Features and options:

  • Includes duct connection collar
  • Grab handle around the hood that is aluminum powder-coated black.
  • A shutoff damper is built into the lower tube.
  • Black hose rated for 195 degrees Fahrenheit (intermittent 260 degrees Fahrenheit)
  • Arm diameters include 3", 4", 5", 6", and 8", and arm lengths include 3', 5', 7', 8', 10', and 14'.
  • An optional fume exhaust fan in aluminum, carbon steel, or PVC.
  • The wall bracket is powder-coated black.
Forest View, Illinois Extraction Arm Selection and Performance

Forest View, Illinois Extraction Arm Selection and Performance

The first step in extraction arm selection is determining how the arm will be used, the required work area, and any space constraints for hood positioning. The required arm length is determined by the arm mounting location and where the capture hood will be used. The selection of an extraction arm is based on several criteria:

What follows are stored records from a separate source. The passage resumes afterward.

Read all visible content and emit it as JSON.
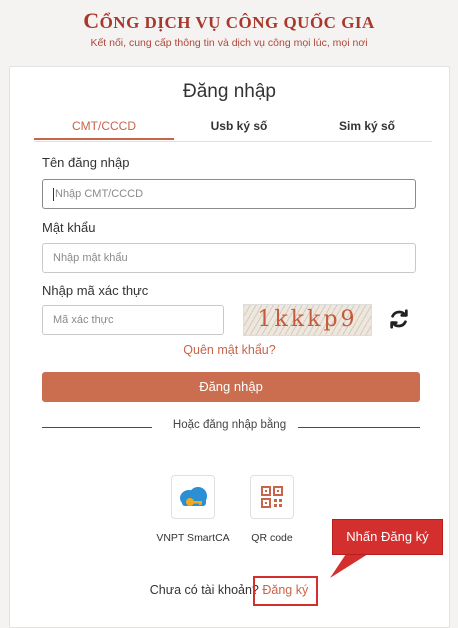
{
  "header": {
    "title_first": "C",
    "title_rest": "ỔNG DỊCH VỤ CÔNG QUỐC GIA",
    "subtitle": "Kết nối, cung cấp thông tin và dịch vụ công mọi lúc, mọi nơi"
  },
  "login": {
    "title": "Đăng nhập",
    "tabs": [
      {
        "label": "CMT/CCCD",
        "active": true
      },
      {
        "label": "Usb ký số",
        "active": false
      },
      {
        "label": "Sim ký số",
        "active": false
      }
    ],
    "username_label": "Tên đăng nhập",
    "username_placeholder": "Nhập CMT/CCCD",
    "password_label": "Mật khẩu",
    "password_placeholder": "Nhập mật khẩu",
    "captcha_label": "Nhập mã xác thực",
    "captcha_placeholder": "Mã xác thực",
    "captcha_text": "1kkkp9",
    "forgot_password": "Quên mật khẩu?",
    "submit_label": "Đăng nhập",
    "alt_divider": "Hoặc đăng nhập bằng",
    "methods": [
      {
        "label": "VNPT SmartCA",
        "icon": "cloud-key-icon"
      },
      {
        "label": "QR code",
        "icon": "qr-code-icon"
      }
    ],
    "no_account": "Chưa có tài khoản?",
    "signup_link": "Đăng ký"
  },
  "annotation": {
    "callout_text": "Nhấn Đăng ký"
  },
  "colors": {
    "brand": "#a8382b",
    "accent": "#c8644a",
    "button": "#cb6e4f",
    "annotation": "#d42f2f"
  }
}
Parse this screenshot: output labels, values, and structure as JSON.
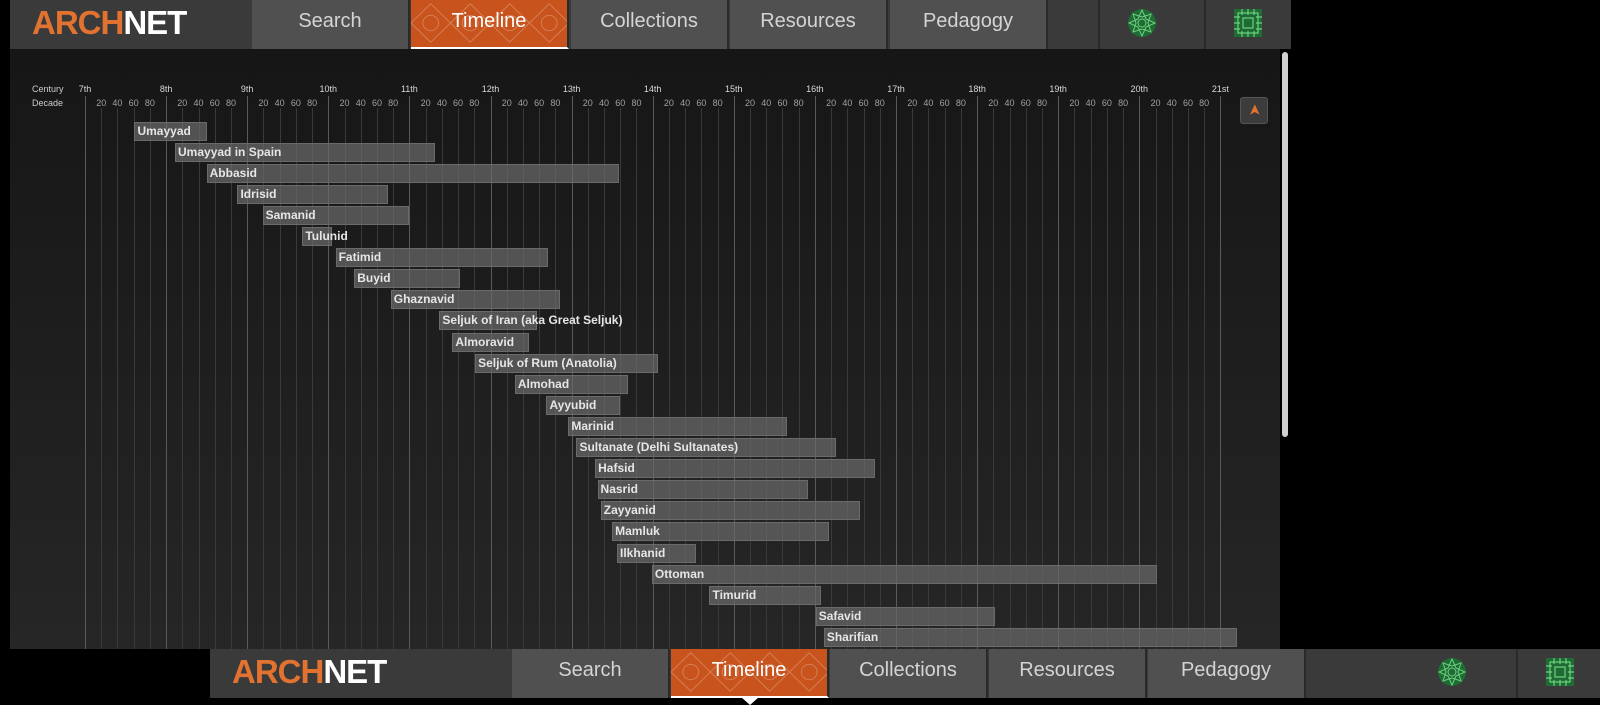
{
  "brand": {
    "part1": "ARCH",
    "part2": "NET"
  },
  "nav": {
    "tabs": [
      {
        "label": "Search"
      },
      {
        "label": "Timeline",
        "active": true
      },
      {
        "label": "Collections"
      },
      {
        "label": "Resources"
      },
      {
        "label": "Pedagogy"
      }
    ],
    "icons": [
      "rosette-icon",
      "lattice-icon"
    ]
  },
  "timeline": {
    "century_label": "Century",
    "decade_label": "Decade",
    "centuries": [
      "7th",
      "8th",
      "9th",
      "10th",
      "11th",
      "12th",
      "13th",
      "14th",
      "15th",
      "16th",
      "17th",
      "18th",
      "19th",
      "20th",
      "21st"
    ],
    "decade_ticks": [
      "20",
      "40",
      "60",
      "80"
    ],
    "scroll_up_glyph": "➤",
    "dynasties": [
      {
        "name": "Umayyad",
        "start": 661,
        "end": 750
      },
      {
        "name": "Umayyad in Spain",
        "start": 711,
        "end": 1031
      },
      {
        "name": "Abbasid",
        "start": 750,
        "end": 1258
      },
      {
        "name": "Idrisid",
        "start": 788,
        "end": 974
      },
      {
        "name": "Samanid",
        "start": 819,
        "end": 1000
      },
      {
        "name": "Tulunid",
        "start": 868,
        "end": 905
      },
      {
        "name": "Fatimid",
        "start": 909,
        "end": 1171
      },
      {
        "name": "Buyid",
        "start": 932,
        "end": 1062
      },
      {
        "name": "Ghaznavid",
        "start": 977,
        "end": 1186
      },
      {
        "name": "Seljuk of Iran (aka Great Seljuk)",
        "start": 1037,
        "end": 1157
      },
      {
        "name": "Almoravid",
        "start": 1053,
        "end": 1147
      },
      {
        "name": "Seljuk of Rum (Anatolia)",
        "start": 1081,
        "end": 1307
      },
      {
        "name": "Almohad",
        "start": 1130,
        "end": 1269
      },
      {
        "name": "Ayyubid",
        "start": 1169,
        "end": 1260
      },
      {
        "name": "Marinid",
        "start": 1196,
        "end": 1465
      },
      {
        "name": "Sultanate (Delhi Sultanates)",
        "start": 1206,
        "end": 1526
      },
      {
        "name": "Hafsid",
        "start": 1229,
        "end": 1574
      },
      {
        "name": "Nasrid",
        "start": 1232,
        "end": 1492
      },
      {
        "name": "Zayyanid",
        "start": 1236,
        "end": 1556
      },
      {
        "name": "Mamluk",
        "start": 1250,
        "end": 1517
      },
      {
        "name": "Ilkhanid",
        "start": 1256,
        "end": 1353
      },
      {
        "name": "Ottoman",
        "start": 1299,
        "end": 1922
      },
      {
        "name": "Timurid",
        "start": 1370,
        "end": 1507
      },
      {
        "name": "Safavid",
        "start": 1501,
        "end": 1722
      },
      {
        "name": "Sharifian",
        "start": 1511,
        "end": 2020
      }
    ]
  }
}
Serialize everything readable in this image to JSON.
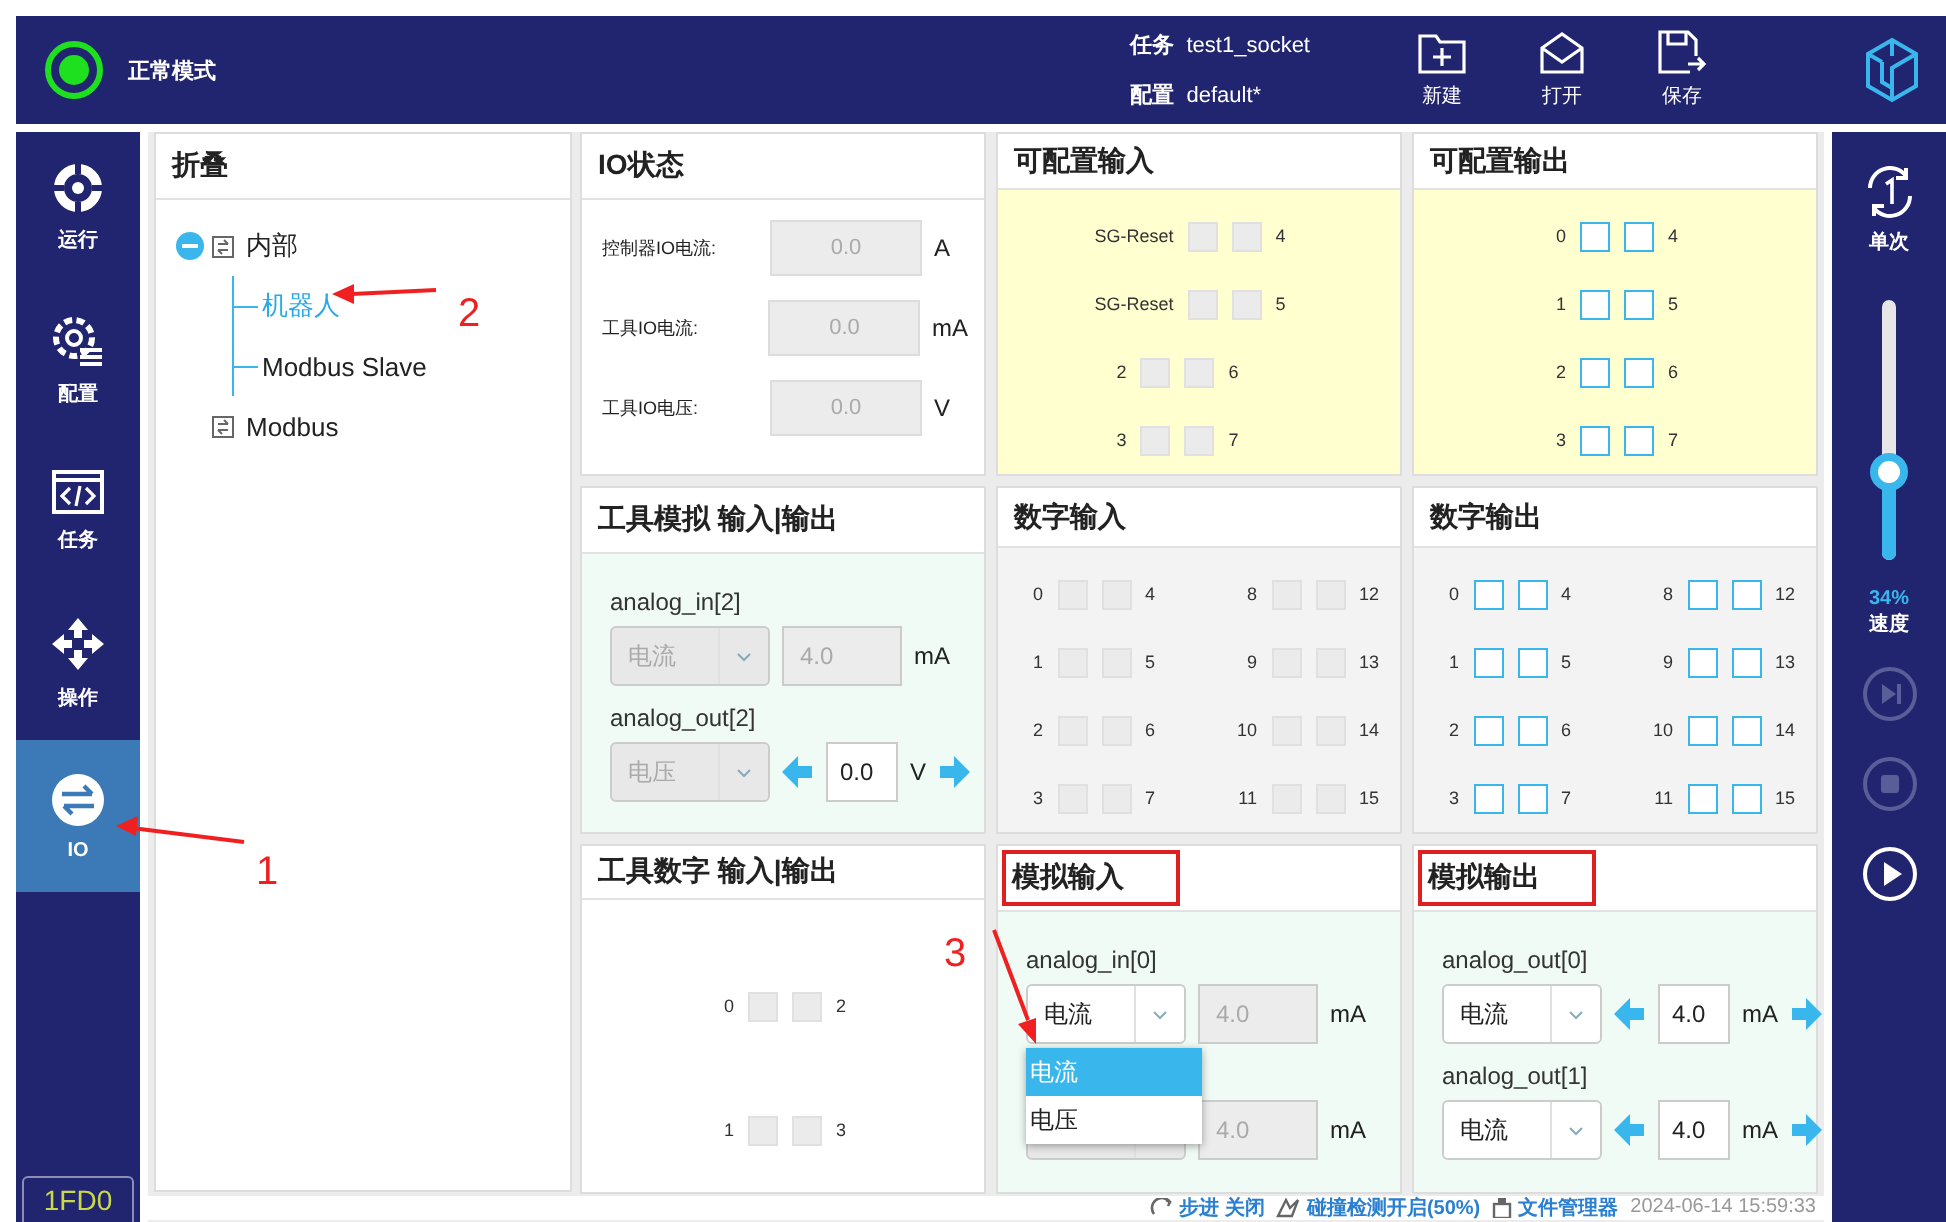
{
  "header": {
    "mode": "正常模式",
    "info": [
      {
        "label": "任务",
        "value": "test1_socket"
      },
      {
        "label": "配置",
        "value": "default*"
      }
    ],
    "actions": [
      {
        "label": "新建",
        "kind": "new"
      },
      {
        "label": "打开",
        "kind": "open"
      },
      {
        "label": "保存",
        "kind": "save"
      }
    ]
  },
  "nav": {
    "items": [
      {
        "label": "运行",
        "kind": "run",
        "selected": false
      },
      {
        "label": "配置",
        "kind": "config",
        "selected": false
      },
      {
        "label": "任务",
        "kind": "task",
        "selected": false
      },
      {
        "label": "操作",
        "kind": "move",
        "selected": false
      },
      {
        "label": "IO",
        "kind": "io",
        "selected": true
      }
    ],
    "badge": "1FD0"
  },
  "tree": {
    "title": "折叠",
    "items": [
      {
        "label": "内部",
        "expanded": true,
        "selected": false,
        "children": [
          {
            "label": "机器人",
            "selected": true
          },
          {
            "label": "Modbus Slave",
            "selected": false
          }
        ]
      },
      {
        "label": "Modbus",
        "expanded": false,
        "selected": false
      }
    ]
  },
  "panels": [
    {
      "kind": "status",
      "title": "IO状态",
      "highlighted": false,
      "rows": [
        {
          "label": "控制器IO电流:",
          "value": "0.0",
          "unit": "A"
        },
        {
          "label": "工具IO电流:",
          "value": "0.0",
          "unit": "mA"
        },
        {
          "label": "工具IO电压:",
          "value": "0.0",
          "unit": "V"
        }
      ]
    },
    {
      "kind": "config_in",
      "title": "可配置输入",
      "highlighted": false,
      "groups": [
        [
          {
            "a": "SG-Reset",
            "b": "4",
            "a_checked": false,
            "b_checked": false
          },
          {
            "a": "SG-Reset",
            "b": "5",
            "a_checked": false,
            "b_checked": false
          },
          {
            "a": "2",
            "b": "6",
            "a_checked": false,
            "b_checked": false
          },
          {
            "a": "3",
            "b": "7",
            "a_checked": false,
            "b_checked": false
          }
        ]
      ]
    },
    {
      "kind": "config_out",
      "title": "可配置输出",
      "highlighted": false,
      "groups": [
        [
          {
            "a": "0",
            "b": "4",
            "a_checked": false,
            "b_checked": false
          },
          {
            "a": "1",
            "b": "5",
            "a_checked": false,
            "b_checked": false
          },
          {
            "a": "2",
            "b": "6",
            "a_checked": false,
            "b_checked": false
          },
          {
            "a": "3",
            "b": "7",
            "a_checked": false,
            "b_checked": false
          }
        ]
      ]
    },
    {
      "kind": "tool_analog",
      "title": "工具模拟 输入|输出",
      "highlighted": false,
      "channels": [
        {
          "label": "analog_in[2]",
          "mode": "电流",
          "value": "4.0",
          "unit": "mA",
          "mode_disabled": true,
          "value_disabled": true,
          "stepper": false
        },
        {
          "label": "analog_out[2]",
          "mode": "电压",
          "value": "0.0",
          "unit": "V",
          "mode_disabled": true,
          "value_disabled": false,
          "stepper": true
        }
      ]
    },
    {
      "kind": "digital_in",
      "title": "数字输入",
      "highlighted": false,
      "groups": [
        [
          {
            "a": "0",
            "b": "4",
            "a_checked": false,
            "b_checked": false
          },
          {
            "a": "1",
            "b": "5",
            "a_checked": false,
            "b_checked": false
          },
          {
            "a": "2",
            "b": "6",
            "a_checked": false,
            "b_checked": false
          },
          {
            "a": "3",
            "b": "7",
            "a_checked": false,
            "b_checked": false
          }
        ],
        [
          {
            "a": "8",
            "b": "12",
            "a_checked": false,
            "b_checked": false
          },
          {
            "a": "9",
            "b": "13",
            "a_checked": false,
            "b_checked": false
          },
          {
            "a": "10",
            "b": "14",
            "a_checked": false,
            "b_checked": false
          },
          {
            "a": "11",
            "b": "15",
            "a_checked": false,
            "b_checked": false
          }
        ]
      ]
    },
    {
      "kind": "digital_out",
      "title": "数字输出",
      "highlighted": false,
      "groups": [
        [
          {
            "a": "0",
            "b": "4",
            "a_checked": false,
            "b_checked": false
          },
          {
            "a": "1",
            "b": "5",
            "a_checked": false,
            "b_checked": false
          },
          {
            "a": "2",
            "b": "6",
            "a_checked": false,
            "b_checked": false
          },
          {
            "a": "3",
            "b": "7",
            "a_checked": false,
            "b_checked": false
          }
        ],
        [
          {
            "a": "8",
            "b": "12",
            "a_checked": false,
            "b_checked": false
          },
          {
            "a": "9",
            "b": "13",
            "a_checked": false,
            "b_checked": false
          },
          {
            "a": "10",
            "b": "14",
            "a_checked": false,
            "b_checked": false
          },
          {
            "a": "11",
            "b": "15",
            "a_checked": false,
            "b_checked": false
          }
        ]
      ]
    },
    {
      "kind": "tool_digital",
      "title": "工具数字 输入|输出",
      "highlighted": false,
      "groups": [
        [
          {
            "a": "0",
            "b": "2",
            "a_checked": false,
            "b_checked": false
          },
          {
            "a": "1",
            "b": "3",
            "a_checked": false,
            "b_checked": false
          }
        ]
      ]
    },
    {
      "kind": "analog_in",
      "title": "模拟输入",
      "highlighted": true,
      "channels": [
        {
          "label": "analog_in[0]",
          "mode": "电流",
          "value": "4.0",
          "unit": "mA",
          "mode_disabled": false,
          "value_disabled": true,
          "stepper": false,
          "options": [
            {
              "label": "电流",
              "selected": true
            },
            {
              "label": "电压",
              "selected": false
            }
          ]
        },
        {
          "value": "4.0",
          "unit": "mA",
          "mode_disabled": true,
          "value_disabled": true,
          "stepper": false
        }
      ]
    },
    {
      "kind": "analog_out",
      "title": "模拟输出",
      "highlighted": true,
      "channels": [
        {
          "label": "analog_out[0]",
          "mode": "电流",
          "value": "4.0",
          "unit": "mA",
          "mode_disabled": false,
          "value_disabled": false,
          "stepper": true
        },
        {
          "label": "analog_out[1]",
          "mode": "电流",
          "value": "4.0",
          "unit": "mA",
          "mode_disabled": false,
          "value_disabled": false,
          "stepper": true
        }
      ]
    }
  ],
  "status_bar": [
    {
      "kind": "step",
      "label": "步进 关闭"
    },
    {
      "kind": "collision",
      "label": "碰撞检测开启(50%)"
    },
    {
      "kind": "files",
      "label": "文件管理器"
    },
    {
      "kind": "time",
      "label": "2024-06-14 15:59:33"
    }
  ],
  "rail": {
    "mode": "单次",
    "speed": {
      "level": 0.34,
      "reading": "34%",
      "label": "速度"
    },
    "controls": [
      {
        "kind": "step",
        "disabled": true
      },
      {
        "kind": "stop",
        "disabled": true
      },
      {
        "kind": "play",
        "disabled": false
      }
    ]
  },
  "annotations": [
    {
      "label": "1"
    },
    {
      "label": "2"
    },
    {
      "label": "3"
    }
  ]
}
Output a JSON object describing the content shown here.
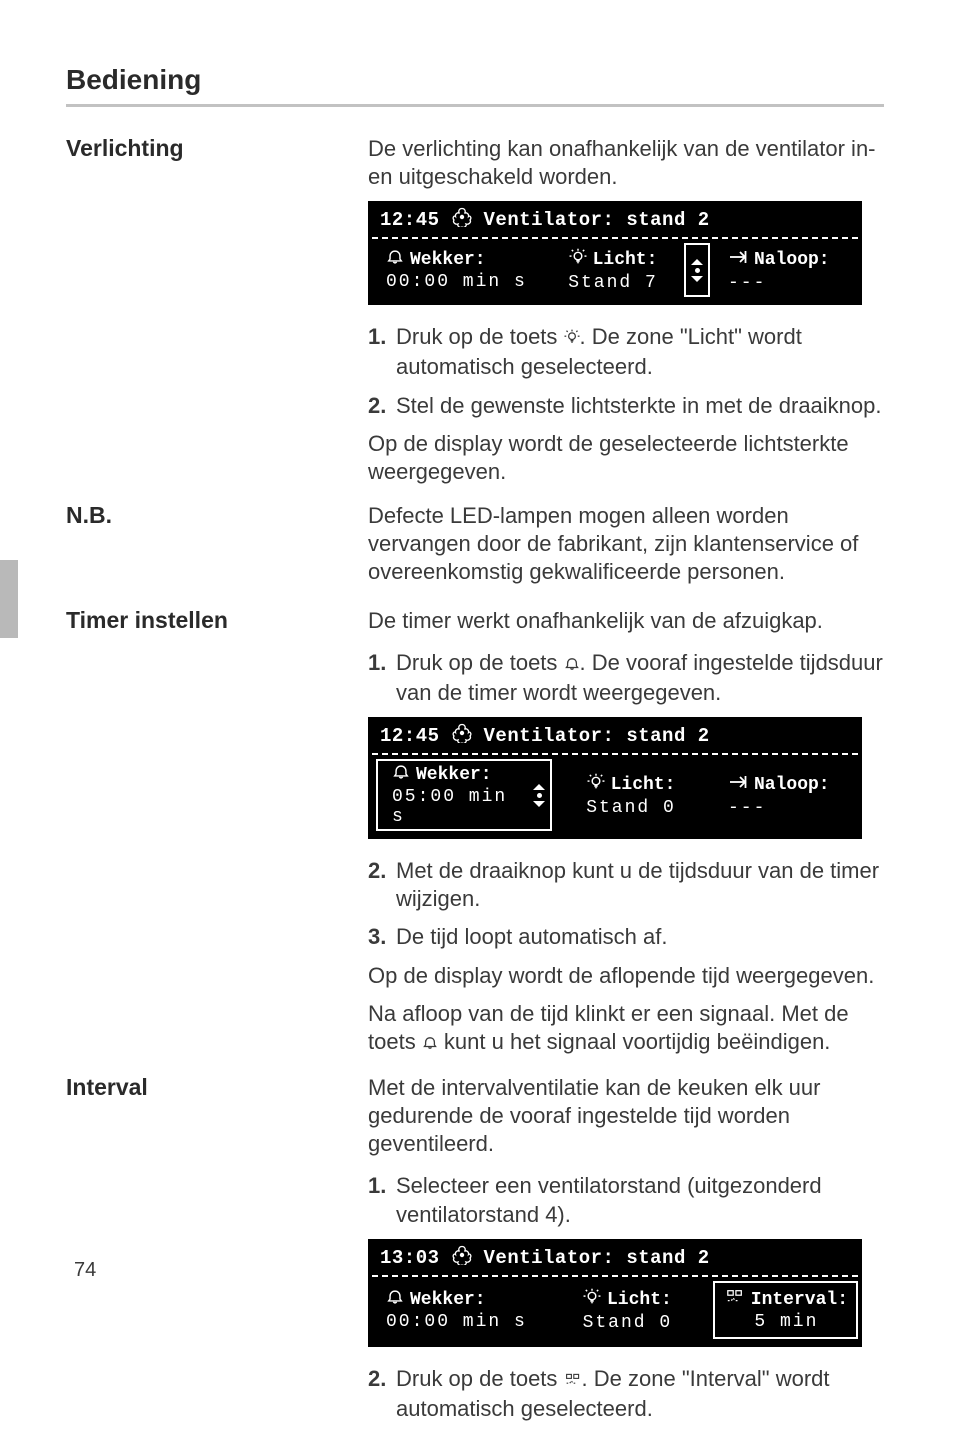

Performance – The volume of exhaust air required is in cubic feet per minute or CFM, and the resistance to airflow is in inches W.G. or static pressure (S.P.) Because the arms are moveable, the S.P. thru the arm will change with arm and hood positioning.

The total S.P. requirement for an extraction arm is based on arm length, the number of arm elbows, the type of arm tubing, the type of hood, and internal or external support structure. Arm manufacturers include this value in their literature along with performance curves. The static pressure will change when the arm is repositioned (extended or compressed). Depending on the arm selected and the work area size, it could be a minor or significant change in fume capture. When choosing an arm, it is best to size the S.P. requirement as the worst case.

The CFM requirement for source capture varies with the collected fume, dust, or product. The amount of collected air is based on the hood capture efficiency, the position of the hood to the fume source, and any crossflow air currents. Follow the project design specifications or contact SysTech for recommended CFM.

Frequency of use – Infrequent usage or continual use dictates light or heavy-duty construction.

Airstream constituents – What is in the airstream will determine the materials of construction, most notably, explosion or fire hazards, abrasive materials, and aggressive chemicals. Materials can be aluminum, polypropylene, stainless steel, and in some cases, carbon steel.

Mounting Location - Where the arm is located will determine the arrangement of the design. We can provide them in bench, wall, or ceiling mount designs. These should be selected to access the captured waste stream by locating the arm as close as possible to the process.

Environment – Dirt or abrasive materials in the ambient room air may adversely affect the arm joints. Also considered is hood capture efficiency being compromised where crossflow air currents exist in the workspace.

Applicable Codes – Typical requests include FDA compliance with food-grade materials or minimizing fire/explosion potential.

Forest View, Illinois Extraction Arm Selection and Performance